#### TRY IT
Locate each line below that includes "title" and reproduce it.

#### WORKING DATA
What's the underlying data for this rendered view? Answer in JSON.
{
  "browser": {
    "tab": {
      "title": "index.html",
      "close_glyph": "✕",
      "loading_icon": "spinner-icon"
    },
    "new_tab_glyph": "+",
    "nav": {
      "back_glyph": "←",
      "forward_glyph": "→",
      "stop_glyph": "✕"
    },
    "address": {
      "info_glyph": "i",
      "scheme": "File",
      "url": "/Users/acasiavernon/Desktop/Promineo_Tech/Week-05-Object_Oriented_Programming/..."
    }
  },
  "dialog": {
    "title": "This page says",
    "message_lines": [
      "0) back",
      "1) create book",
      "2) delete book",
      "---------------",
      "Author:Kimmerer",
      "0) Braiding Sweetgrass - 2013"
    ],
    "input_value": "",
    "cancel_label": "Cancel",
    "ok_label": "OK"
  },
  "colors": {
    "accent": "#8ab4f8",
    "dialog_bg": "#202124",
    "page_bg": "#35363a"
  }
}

#### ANSWER BELOW
      "title": "index.html",
    "title": "This page says",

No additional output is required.